* **Task prompt**:
From the first line to the last, copy the listing exactly and omit the pictures.

* **Data to examine**:
╔══

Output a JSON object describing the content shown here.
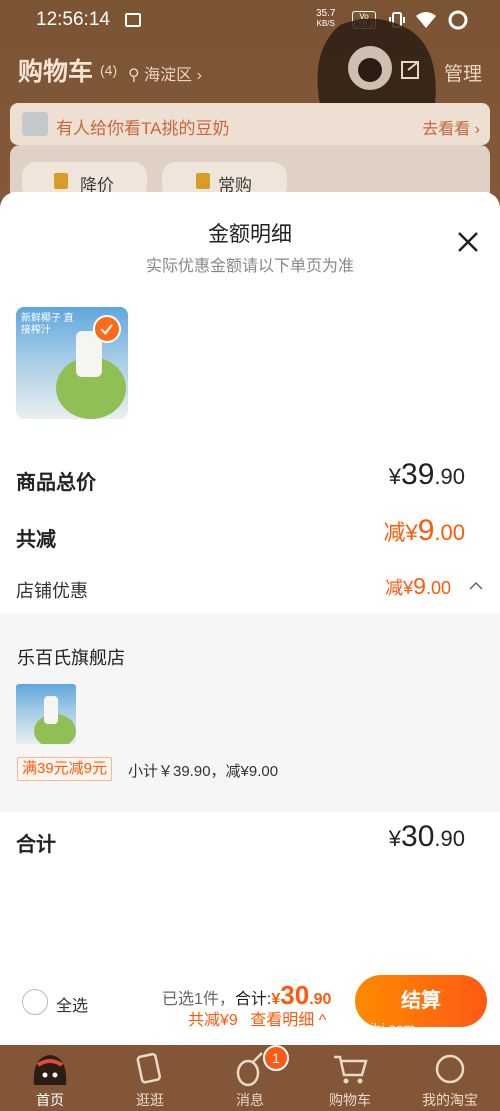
{
  "status_bar": {
    "time": "12:56:14",
    "speed_value": "35.7",
    "speed_unit": "KB/S",
    "volte": "Vo LTE 2"
  },
  "header": {
    "title": "购物车",
    "count": "(4)",
    "location": "海淀区",
    "manage": "管理"
  },
  "promo_banner": {
    "text": "有人给你看TA挑的豆奶",
    "link": "去看看"
  },
  "filter_chips": [
    {
      "label": "降价"
    },
    {
      "label": "常购"
    }
  ],
  "sheet": {
    "title": "金额明细",
    "subtitle": "实际优惠金额请以下单页为准",
    "product_image_text": "新鲜椰子 直接榨汁",
    "total": {
      "label": "商品总价",
      "yen": "¥",
      "int": "39",
      "dec": ".90"
    },
    "reduce": {
      "label": "共减",
      "prefix": "减¥",
      "int": "9",
      "dec": ".00"
    },
    "store_discount": {
      "label": "店铺优惠",
      "prefix": "减¥",
      "int": "9",
      "dec": ".00"
    },
    "store": {
      "name": "乐百氏旗舰店",
      "tag": "满39元减9元",
      "subtotal": "小计￥39.90，减¥9.00"
    },
    "sum": {
      "label": "合计",
      "yen": "¥",
      "int": "30",
      "dec": ".90"
    }
  },
  "bottom_bar": {
    "select_all": "全选",
    "selected_info": "已选1件，",
    "total_label": "合计:",
    "total_yen": "¥",
    "total_int": "30",
    "total_dec": ".90",
    "saving_text": "共减¥9",
    "detail_link": "查看明细",
    "checkout": "结算"
  },
  "tabbar": {
    "items": [
      {
        "label": "首页"
      },
      {
        "label": "逛逛"
      },
      {
        "label": "消息"
      },
      {
        "label": "购物车"
      },
      {
        "label": "我的淘宝"
      }
    ],
    "message_badge": "1",
    "watermark": "zhizhibi.com"
  },
  "colors": {
    "accent": "#ff5a0a",
    "tabbar_bg": "#835638",
    "header_bg": "#7b5434"
  }
}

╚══

* **Response to this task**:
Output a JSON object describing the content shown here.
{
  "status_bar": {
    "time": "12:56:14",
    "speed_value": "35.7",
    "speed_unit": "KB/S",
    "volte": "Vo LTE 2"
  },
  "header": {
    "title": "购物车",
    "count": "(4)",
    "location": "海淀区",
    "manage": "管理"
  },
  "promo_banner": {
    "text": "有人给你看TA挑的豆奶",
    "link": "去看看"
  },
  "filter_chips": [
    {
      "label": "降价"
    },
    {
      "label": "常购"
    }
  ],
  "sheet": {
    "title": "金额明细",
    "subtitle": "实际优惠金额请以下单页为准",
    "product_image_text": "新鲜椰子 直接榨汁",
    "total": {
      "label": "商品总价",
      "yen": "¥",
      "int": "39",
      "dec": ".90"
    },
    "reduce": {
      "label": "共减",
      "prefix": "减¥",
      "int": "9",
      "dec": ".00"
    },
    "store_discount": {
      "label": "店铺优惠",
      "prefix": "减¥",
      "int": "9",
      "dec": ".00"
    },
    "store": {
      "name": "乐百氏旗舰店",
      "tag": "满39元减9元",
      "subtotal": "小计￥39.90，减¥9.00"
    },
    "sum": {
      "label": "合计",
      "yen": "¥",
      "int": "30",
      "dec": ".90"
    }
  },
  "bottom_bar": {
    "select_all": "全选",
    "selected_info": "已选1件，",
    "total_label": "合计:",
    "total_yen": "¥",
    "total_int": "30",
    "total_dec": ".90",
    "saving_text": "共减¥9",
    "detail_link": "查看明细",
    "checkout": "结算"
  },
  "tabbar": {
    "items": [
      {
        "label": "首页"
      },
      {
        "label": "逛逛"
      },
      {
        "label": "消息"
      },
      {
        "label": "购物车"
      },
      {
        "label": "我的淘宝"
      }
    ],
    "message_badge": "1",
    "watermark": "zhizhibi.com"
  },
  "colors": {
    "accent": "#ff5a0a",
    "tabbar_bg": "#835638",
    "header_bg": "#7b5434"
  }
}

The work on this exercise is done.